(Email subscribers: Click the title above to view the Spotify playlist)
Have you ever had a conversation when you know you’re right, you know nothing good will come from proving that you’re right, and yet your heart is so flooded with pride that you refuse to let the other person have the last word? Even worse, have you ever had a conversation where about halfway through you realize that you’re wrong, but rather than admitting it, you get angry with the other person because your pride has been hurt? I do both of these more regularly than I would like to admit (mostly with my wife), and even if it doesn’t manifest itself in this way for you, we all struggle with pride in some form. Pride is generally thought of as the chief sin or the root of all sins. Primarily this is because at the heart of all sin is our prideful rebellion against God’s sovereign rule, but it is also because most, if not all, of our sins can be traced back to pride. This is particularly true of hatred. Hatred often rises up in our hearts as a response to a wounded pride. We can see this in our study of Esther. Haman’s pride is hurt when Mordecai refuses to bow to him, and he responds with violent hatred towards Mordecai and his people.

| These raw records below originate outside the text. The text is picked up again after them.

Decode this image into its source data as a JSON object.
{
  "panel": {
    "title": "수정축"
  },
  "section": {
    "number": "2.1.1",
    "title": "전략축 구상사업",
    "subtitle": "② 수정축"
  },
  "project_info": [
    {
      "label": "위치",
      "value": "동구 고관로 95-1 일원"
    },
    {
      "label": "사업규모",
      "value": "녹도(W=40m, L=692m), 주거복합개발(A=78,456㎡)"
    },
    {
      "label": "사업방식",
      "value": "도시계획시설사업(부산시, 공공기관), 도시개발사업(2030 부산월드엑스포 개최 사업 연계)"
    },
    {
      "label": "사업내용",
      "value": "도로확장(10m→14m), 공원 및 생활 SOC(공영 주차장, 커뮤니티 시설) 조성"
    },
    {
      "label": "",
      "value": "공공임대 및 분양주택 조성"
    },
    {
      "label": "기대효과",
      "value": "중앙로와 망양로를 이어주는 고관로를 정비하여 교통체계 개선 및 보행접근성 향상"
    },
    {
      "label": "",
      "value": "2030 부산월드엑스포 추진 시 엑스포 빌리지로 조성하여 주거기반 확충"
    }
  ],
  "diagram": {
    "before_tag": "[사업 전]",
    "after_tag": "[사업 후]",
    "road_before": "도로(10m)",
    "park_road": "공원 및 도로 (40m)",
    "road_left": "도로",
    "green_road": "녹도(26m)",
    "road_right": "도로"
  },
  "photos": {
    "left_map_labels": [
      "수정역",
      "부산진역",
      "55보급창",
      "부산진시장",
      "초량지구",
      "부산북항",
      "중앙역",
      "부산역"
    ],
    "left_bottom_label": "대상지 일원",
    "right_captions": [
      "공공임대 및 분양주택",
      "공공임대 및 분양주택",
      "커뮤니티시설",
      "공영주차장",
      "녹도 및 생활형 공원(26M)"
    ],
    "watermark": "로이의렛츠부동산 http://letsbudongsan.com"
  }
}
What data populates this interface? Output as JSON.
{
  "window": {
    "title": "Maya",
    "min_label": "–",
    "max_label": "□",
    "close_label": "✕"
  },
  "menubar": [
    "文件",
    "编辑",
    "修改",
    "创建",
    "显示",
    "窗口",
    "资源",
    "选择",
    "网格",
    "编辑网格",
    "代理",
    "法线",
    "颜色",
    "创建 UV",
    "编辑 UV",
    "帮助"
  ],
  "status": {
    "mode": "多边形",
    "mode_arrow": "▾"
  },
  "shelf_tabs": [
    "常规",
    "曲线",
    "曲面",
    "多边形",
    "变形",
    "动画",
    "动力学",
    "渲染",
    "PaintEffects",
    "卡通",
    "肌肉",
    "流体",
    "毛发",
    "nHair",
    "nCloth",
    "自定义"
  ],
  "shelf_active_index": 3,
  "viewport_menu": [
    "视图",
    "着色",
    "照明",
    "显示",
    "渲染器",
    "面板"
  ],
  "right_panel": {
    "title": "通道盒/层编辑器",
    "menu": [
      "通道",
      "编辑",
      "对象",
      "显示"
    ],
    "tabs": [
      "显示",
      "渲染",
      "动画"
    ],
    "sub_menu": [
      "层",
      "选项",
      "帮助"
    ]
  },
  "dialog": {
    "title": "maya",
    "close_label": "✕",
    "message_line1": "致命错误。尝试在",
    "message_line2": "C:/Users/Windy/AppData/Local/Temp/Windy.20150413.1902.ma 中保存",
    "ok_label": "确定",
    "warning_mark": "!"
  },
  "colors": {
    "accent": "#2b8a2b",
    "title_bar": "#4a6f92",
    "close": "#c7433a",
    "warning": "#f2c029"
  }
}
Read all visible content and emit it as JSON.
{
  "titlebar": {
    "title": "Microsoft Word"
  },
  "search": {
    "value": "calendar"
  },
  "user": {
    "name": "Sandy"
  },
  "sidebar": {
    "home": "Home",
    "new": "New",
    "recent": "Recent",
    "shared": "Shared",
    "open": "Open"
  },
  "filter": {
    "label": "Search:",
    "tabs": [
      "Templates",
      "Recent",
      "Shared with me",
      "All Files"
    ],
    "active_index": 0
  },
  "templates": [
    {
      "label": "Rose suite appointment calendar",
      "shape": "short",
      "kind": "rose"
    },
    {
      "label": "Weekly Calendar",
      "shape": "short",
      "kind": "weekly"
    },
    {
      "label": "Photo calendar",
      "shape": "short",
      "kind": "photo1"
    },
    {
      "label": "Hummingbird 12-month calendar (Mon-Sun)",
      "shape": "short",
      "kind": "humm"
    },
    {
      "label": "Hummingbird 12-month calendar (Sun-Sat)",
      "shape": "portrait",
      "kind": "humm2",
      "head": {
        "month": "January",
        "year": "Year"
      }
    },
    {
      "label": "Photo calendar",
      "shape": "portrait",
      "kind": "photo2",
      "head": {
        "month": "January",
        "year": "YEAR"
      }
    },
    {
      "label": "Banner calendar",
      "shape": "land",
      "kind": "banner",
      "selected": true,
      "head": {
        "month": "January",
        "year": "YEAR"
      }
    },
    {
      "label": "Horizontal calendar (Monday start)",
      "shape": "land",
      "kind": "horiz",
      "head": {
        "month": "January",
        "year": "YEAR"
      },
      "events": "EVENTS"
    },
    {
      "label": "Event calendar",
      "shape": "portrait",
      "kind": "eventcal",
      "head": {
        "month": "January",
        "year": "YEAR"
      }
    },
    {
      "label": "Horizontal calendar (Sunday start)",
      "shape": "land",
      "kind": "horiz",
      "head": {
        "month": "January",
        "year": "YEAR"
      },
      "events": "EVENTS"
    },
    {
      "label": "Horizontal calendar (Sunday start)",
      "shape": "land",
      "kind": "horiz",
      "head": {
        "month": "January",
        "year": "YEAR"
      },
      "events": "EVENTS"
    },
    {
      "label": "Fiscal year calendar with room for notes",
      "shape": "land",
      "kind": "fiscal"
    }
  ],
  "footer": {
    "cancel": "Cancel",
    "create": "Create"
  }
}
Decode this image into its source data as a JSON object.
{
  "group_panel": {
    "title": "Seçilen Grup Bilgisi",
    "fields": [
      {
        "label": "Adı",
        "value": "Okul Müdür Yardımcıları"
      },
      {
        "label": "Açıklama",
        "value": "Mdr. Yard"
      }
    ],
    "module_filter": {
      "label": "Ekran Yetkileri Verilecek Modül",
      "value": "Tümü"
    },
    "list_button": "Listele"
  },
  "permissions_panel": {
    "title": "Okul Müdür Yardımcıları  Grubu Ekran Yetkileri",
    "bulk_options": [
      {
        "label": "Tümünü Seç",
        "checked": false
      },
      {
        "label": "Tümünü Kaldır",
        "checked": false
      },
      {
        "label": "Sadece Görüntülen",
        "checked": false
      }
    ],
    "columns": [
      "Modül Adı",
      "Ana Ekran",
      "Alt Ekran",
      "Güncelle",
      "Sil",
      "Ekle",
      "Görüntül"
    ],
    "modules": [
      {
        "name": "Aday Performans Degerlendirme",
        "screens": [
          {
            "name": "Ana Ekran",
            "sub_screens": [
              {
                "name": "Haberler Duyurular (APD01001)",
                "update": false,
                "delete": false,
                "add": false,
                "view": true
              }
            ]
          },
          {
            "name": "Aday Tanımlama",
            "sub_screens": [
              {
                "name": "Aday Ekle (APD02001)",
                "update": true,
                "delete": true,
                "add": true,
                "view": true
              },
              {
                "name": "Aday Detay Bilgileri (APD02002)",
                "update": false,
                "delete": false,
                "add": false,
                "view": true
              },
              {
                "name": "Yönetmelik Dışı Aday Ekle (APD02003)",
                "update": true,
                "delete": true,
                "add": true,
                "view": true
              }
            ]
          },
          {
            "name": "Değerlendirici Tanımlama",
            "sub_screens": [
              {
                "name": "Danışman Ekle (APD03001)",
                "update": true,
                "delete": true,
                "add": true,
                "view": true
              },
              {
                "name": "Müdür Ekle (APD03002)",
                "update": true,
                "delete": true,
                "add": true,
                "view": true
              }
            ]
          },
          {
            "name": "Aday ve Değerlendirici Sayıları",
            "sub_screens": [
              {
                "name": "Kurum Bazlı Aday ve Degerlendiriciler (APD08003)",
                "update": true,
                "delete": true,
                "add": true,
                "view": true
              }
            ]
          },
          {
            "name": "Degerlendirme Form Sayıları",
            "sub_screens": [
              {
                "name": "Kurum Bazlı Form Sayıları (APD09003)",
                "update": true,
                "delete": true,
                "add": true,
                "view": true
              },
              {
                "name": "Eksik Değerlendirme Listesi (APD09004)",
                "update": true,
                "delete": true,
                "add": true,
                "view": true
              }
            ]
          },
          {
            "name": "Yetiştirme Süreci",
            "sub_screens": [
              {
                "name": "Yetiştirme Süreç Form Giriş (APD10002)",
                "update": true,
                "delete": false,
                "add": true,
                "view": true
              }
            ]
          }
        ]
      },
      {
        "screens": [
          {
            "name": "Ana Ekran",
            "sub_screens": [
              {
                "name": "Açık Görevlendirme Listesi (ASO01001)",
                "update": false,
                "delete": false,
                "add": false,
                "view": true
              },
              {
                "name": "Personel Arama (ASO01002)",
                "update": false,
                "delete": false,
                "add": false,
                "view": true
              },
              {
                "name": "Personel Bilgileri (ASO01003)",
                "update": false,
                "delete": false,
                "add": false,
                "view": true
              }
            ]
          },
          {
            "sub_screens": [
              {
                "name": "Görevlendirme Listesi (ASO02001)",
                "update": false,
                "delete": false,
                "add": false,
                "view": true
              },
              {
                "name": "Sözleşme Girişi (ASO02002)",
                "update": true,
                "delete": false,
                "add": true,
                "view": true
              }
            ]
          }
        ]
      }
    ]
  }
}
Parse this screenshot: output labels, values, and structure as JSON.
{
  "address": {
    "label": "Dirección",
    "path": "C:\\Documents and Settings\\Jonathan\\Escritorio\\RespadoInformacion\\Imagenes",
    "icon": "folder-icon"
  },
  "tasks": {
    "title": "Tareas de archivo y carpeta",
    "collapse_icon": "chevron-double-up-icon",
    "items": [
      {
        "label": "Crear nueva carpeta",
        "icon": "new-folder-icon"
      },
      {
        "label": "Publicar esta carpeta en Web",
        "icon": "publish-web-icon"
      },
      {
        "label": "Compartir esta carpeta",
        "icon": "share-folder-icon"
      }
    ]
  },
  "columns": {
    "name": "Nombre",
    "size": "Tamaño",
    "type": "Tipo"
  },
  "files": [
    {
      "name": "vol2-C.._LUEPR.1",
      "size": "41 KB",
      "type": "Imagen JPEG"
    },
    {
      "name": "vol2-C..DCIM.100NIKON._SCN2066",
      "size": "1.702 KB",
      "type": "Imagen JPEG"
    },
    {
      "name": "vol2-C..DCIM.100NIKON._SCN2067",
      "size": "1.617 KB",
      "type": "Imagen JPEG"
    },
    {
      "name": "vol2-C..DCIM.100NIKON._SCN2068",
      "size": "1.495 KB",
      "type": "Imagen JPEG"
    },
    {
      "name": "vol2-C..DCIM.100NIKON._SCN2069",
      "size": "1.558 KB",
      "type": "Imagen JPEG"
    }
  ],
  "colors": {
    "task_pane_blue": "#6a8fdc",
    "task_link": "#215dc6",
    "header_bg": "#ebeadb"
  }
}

How do you respond when your pride is hurt? Do you lash out in hate (or passive-aggressively brood in hate)? As Christians, we are called to die to pride and humble ourselves, for “God opposes the proud, but gives grace to the humble.” (James 4:6) The gospel of grace removes any ground for pride in the believer’s life (Romans 3:27). Why, then, do we continue to give in to pride and hatred? We continue to buy into the world’s lies telling us that the way to get ahead in life is by putting ourselves above others. The opening prayer from the Puritan prayer book Valley of Vision is a great example of a believer who understood that the only way up is down, that only at our lowest do we see God’s glory. Let this be our prayer: “Let me learn by paradox that the way up is down, that to be low is to be high, that the broken heart is the healed heart, that the contrite spirit is the rejoicing spirit, that the repenting soul is the victorious soul, that to have nothing is to possess all, that to bear the cross is to wear the crown, that to give is to receive, that the valley is the place of vision.”
Scripture: Esther 5:9-14
Sermon: The Danger and Destruction of Pride and Hatred